## [YOUR INSTRUCTIONS]
Every entry below must appear again, exactly as written.

- - -

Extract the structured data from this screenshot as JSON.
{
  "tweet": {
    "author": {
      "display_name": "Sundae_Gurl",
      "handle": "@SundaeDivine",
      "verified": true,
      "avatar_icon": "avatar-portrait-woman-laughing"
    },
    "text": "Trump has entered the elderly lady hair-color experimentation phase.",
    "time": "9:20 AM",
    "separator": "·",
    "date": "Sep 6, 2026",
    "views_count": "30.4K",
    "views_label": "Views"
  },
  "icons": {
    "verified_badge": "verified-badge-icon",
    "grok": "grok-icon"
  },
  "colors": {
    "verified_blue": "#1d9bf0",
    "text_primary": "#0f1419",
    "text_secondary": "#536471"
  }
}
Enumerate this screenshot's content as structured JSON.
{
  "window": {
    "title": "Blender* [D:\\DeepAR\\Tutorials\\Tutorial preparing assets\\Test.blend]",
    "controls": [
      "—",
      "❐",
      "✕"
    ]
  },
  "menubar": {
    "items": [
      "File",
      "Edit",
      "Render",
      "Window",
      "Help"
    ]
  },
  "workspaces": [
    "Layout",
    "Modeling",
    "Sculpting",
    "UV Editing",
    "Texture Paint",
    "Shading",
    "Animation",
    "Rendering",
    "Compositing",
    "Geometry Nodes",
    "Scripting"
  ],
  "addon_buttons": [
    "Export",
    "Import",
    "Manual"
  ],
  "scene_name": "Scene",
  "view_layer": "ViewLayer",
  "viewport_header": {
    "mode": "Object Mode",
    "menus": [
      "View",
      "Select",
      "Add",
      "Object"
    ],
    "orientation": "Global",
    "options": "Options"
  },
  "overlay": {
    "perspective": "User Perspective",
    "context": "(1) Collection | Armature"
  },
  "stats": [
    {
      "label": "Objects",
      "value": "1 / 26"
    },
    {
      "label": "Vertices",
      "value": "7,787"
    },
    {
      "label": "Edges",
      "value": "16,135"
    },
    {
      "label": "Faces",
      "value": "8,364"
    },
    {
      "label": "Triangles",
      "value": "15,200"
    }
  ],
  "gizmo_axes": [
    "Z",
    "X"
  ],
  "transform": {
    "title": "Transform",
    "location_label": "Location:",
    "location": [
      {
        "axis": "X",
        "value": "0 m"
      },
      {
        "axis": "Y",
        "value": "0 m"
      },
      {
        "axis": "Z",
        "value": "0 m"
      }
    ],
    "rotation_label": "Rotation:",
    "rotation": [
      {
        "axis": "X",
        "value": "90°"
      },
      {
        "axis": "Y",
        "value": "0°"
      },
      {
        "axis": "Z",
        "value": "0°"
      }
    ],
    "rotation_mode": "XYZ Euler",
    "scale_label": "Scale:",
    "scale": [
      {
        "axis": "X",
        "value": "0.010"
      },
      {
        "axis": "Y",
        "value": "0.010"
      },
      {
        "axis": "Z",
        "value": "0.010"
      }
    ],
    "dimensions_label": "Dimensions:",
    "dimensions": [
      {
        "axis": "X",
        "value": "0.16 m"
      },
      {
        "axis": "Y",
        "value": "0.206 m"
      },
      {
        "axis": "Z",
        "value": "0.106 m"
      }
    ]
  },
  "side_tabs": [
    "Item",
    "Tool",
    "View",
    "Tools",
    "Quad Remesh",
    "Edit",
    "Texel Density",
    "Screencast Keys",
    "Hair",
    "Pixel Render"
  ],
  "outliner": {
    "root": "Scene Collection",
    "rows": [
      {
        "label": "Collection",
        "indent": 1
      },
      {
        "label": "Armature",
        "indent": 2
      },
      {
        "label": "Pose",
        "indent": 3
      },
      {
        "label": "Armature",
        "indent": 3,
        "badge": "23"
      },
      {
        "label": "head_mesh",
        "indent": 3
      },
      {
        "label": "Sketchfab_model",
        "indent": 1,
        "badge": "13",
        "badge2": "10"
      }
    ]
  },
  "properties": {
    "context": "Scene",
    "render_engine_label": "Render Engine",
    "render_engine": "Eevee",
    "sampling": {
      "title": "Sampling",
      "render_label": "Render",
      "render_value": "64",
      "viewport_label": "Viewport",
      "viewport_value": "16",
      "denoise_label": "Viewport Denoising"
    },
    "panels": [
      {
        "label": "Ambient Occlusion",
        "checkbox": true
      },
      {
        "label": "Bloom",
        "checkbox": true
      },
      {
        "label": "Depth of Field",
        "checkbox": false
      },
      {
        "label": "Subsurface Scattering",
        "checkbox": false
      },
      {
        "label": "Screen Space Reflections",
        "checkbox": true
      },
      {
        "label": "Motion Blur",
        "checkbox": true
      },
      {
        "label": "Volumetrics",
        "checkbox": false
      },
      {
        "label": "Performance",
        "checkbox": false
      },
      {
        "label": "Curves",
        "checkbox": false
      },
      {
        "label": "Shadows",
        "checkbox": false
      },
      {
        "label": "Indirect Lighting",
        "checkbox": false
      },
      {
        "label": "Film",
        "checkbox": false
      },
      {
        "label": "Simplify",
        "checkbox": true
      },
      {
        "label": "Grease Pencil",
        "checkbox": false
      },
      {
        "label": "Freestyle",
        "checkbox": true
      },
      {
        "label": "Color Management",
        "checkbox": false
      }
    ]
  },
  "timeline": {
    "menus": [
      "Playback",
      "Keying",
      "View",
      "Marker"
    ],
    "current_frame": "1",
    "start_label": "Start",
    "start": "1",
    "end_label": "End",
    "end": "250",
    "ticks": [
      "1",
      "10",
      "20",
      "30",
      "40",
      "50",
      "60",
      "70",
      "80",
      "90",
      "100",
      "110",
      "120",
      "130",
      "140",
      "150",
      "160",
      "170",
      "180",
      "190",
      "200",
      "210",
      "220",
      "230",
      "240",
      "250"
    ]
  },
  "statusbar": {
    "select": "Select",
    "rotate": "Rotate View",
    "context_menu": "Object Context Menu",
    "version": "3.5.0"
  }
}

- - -

## [TASK OUTPUT]
Extract the structured data from this screenshot as JSON.
{
  "tweet": {
    "author": {
      "display_name": "Sundae_Gurl",
      "handle": "@SundaeDivine",
      "verified": true,
      "avatar_icon": "avatar-portrait-woman-laughing"
    },
    "text": "Trump has entered the elderly lady hair-color experimentation phase.",
    "time": "9:20 AM",
    "separator": "·",
    "date": "Sep 6, 2026",
    "views_count": "30.4K",
    "views_label": "Views"
  },
  "icons": {
    "verified_badge": "verified-badge-icon",
    "grok": "grok-icon"
  },
  "colors": {
    "verified_blue": "#1d9bf0",
    "text_primary": "#0f1419",
    "text_secondary": "#536471"
  }
}
Enumerate this screenshot's content as structured JSON.
{
  "window": {
    "title": "Blender* [D:\\DeepAR\\Tutorials\\Tutorial preparing assets\\Test.blend]",
    "controls": [
      "—",
      "❐",
      "✕"
    ]
  },
  "menubar": {
    "items": [
      "File",
      "Edit",
      "Render",
      "Window",
      "Help"
    ]
  },
  "workspaces": [
    "Layout",
    "Modeling",
    "Sculpting",
    "UV Editing",
    "Texture Paint",
    "Shading",
    "Animation",
    "Rendering",
    "Compositing",
    "Geometry Nodes",
    "Scripting"
  ],
  "addon_buttons": [
    "Export",
    "Import",
    "Manual"
  ],
  "scene_name": "Scene",
  "view_layer": "ViewLayer",
  "viewport_header": {
    "mode": "Object Mode",
    "menus": [
      "View",
      "Select",
      "Add",
      "Object"
    ],
    "orientation": "Global",
    "options": "Options"
  },
  "overlay": {
    "perspective": "User Perspective",
    "context": "(1) Collection | Armature"
  },
  "stats": [
    {
      "label": "Objects",
      "value": "1 / 26"
    },
    {
      "label": "Vertices",
      "value": "7,787"
    },
    {
      "label": "Edges",
      "value": "16,135"
    },
    {
      "label": "Faces",
      "value": "8,364"
    },
    {
      "label": "Triangles",
      "value": "15,200"
    }
  ],
  "gizmo_axes": [
    "Z",
    "X"
  ],
  "transform": {
    "title": "Transform",
    "location_label": "Location:",
    "location": [
      {
        "axis": "X",
        "value": "0 m"
      },
      {
        "axis": "Y",
        "value": "0 m"
      },
      {
        "axis": "Z",
        "value": "0 m"
      }
    ],
    "rotation_label": "Rotation:",
    "rotation": [
      {
        "axis": "X",
        "value": "90°"
      },
      {
        "axis": "Y",
        "value": "0°"
      },
      {
        "axis": "Z",
        "value": "0°"
      }
    ],
    "rotation_mode": "XYZ Euler",
    "scale_label": "Scale:",
    "scale": [
      {
        "axis": "X",
        "value": "0.010"
      },
      {
        "axis": "Y",
        "value": "0.010"
      },
      {
        "axis": "Z",
        "value": "0.010"
      }
    ],
    "dimensions_label": "Dimensions:",
    "dimensions": [
      {
        "axis": "X",
        "value": "0.16 m"
      },
      {
        "axis": "Y",
        "value": "0.206 m"
      },
      {
        "axis": "Z",
        "value": "0.106 m"
      }
    ]
  },
  "side_tabs": [
    "Item",
    "Tool",
    "View",
    "Tools",
    "Quad Remesh",
    "Edit",
    "Texel Density",
    "Screencast Keys",
    "Hair",
    "Pixel Render"
  ],
  "outliner": {
    "root": "Scene Collection",
    "rows": [
      {
        "label": "Collection",
        "indent": 1
      },
      {
        "label": "Armature",
        "indent": 2
      },
      {
        "label": "Pose",
        "indent": 3
      },
      {
        "label": "Armature",
        "indent": 3,
        "badge": "23"
      },
      {
        "label": "head_mesh",
        "indent": 3
      },
      {
        "label": "Sketchfab_model",
        "indent": 1,
        "badge": "13",
        "badge2": "10"
      }
    ]
  },
  "properties": {
    "context": "Scene",
    "render_engine_label": "Render Engine",
    "render_engine": "Eevee",
    "sampling": {
      "title": "Sampling",
      "render_label": "Render",
      "render_value": "64",
      "viewport_label": "Viewport",
      "viewport_value": "16",
      "denoise_label": "Viewport Denoising"
    },
    "panels": [
      {
        "label": "Ambient Occlusion",
        "checkbox": true
      },
      {
        "label": "Bloom",
        "checkbox": true
      },
      {
        "label": "Depth of Field",
        "checkbox": false
      },
      {
        "label": "Subsurface Scattering",
        "checkbox": false
      },
      {
        "label": "Screen Space Reflections",
        "checkbox": true
      },
      {
        "label": "Motion Blur",
        "checkbox": true
      },
      {
        "label": "Volumetrics",
        "checkbox": false
      },
      {
        "label": "Performance",
        "checkbox": false
      },
      {
        "label": "Curves",
        "checkbox": false
      },
      {
        "label": "Shadows",
        "checkbox": false
      },
      {
        "label": "Indirect Lighting",
        "checkbox": false
      },
      {
        "label": "Film",
        "checkbox": false
      },
      {
        "label": "Simplify",
        "checkbox": true
      },
      {
        "label": "Grease Pencil",
        "checkbox": false
      },
      {
        "label": "Freestyle",
        "checkbox": true
      },
      {
        "label": "Color Management",
        "checkbox": false
      }
    ]
  },
  "timeline": {
    "menus": [
      "Playback",
      "Keying",
      "View",
      "Marker"
    ],
    "current_frame": "1",
    "start_label": "Start",
    "start": "1",
    "end_label": "End",
    "end": "250",
    "ticks": [
      "1",
      "10",
      "20",
      "30",
      "40",
      "50",
      "60",
      "70",
      "80",
      "90",
      "100",
      "110",
      "120",
      "130",
      "140",
      "150",
      "160",
      "170",
      "180",
      "190",
      "200",
      "210",
      "220",
      "230",
      "240",
      "250"
    ]
  },
  "statusbar": {
    "select": "Select",
    "rotate": "Rotate View",
    "context_menu": "Object Context Menu",
    "version": "3.5.0"
  }
}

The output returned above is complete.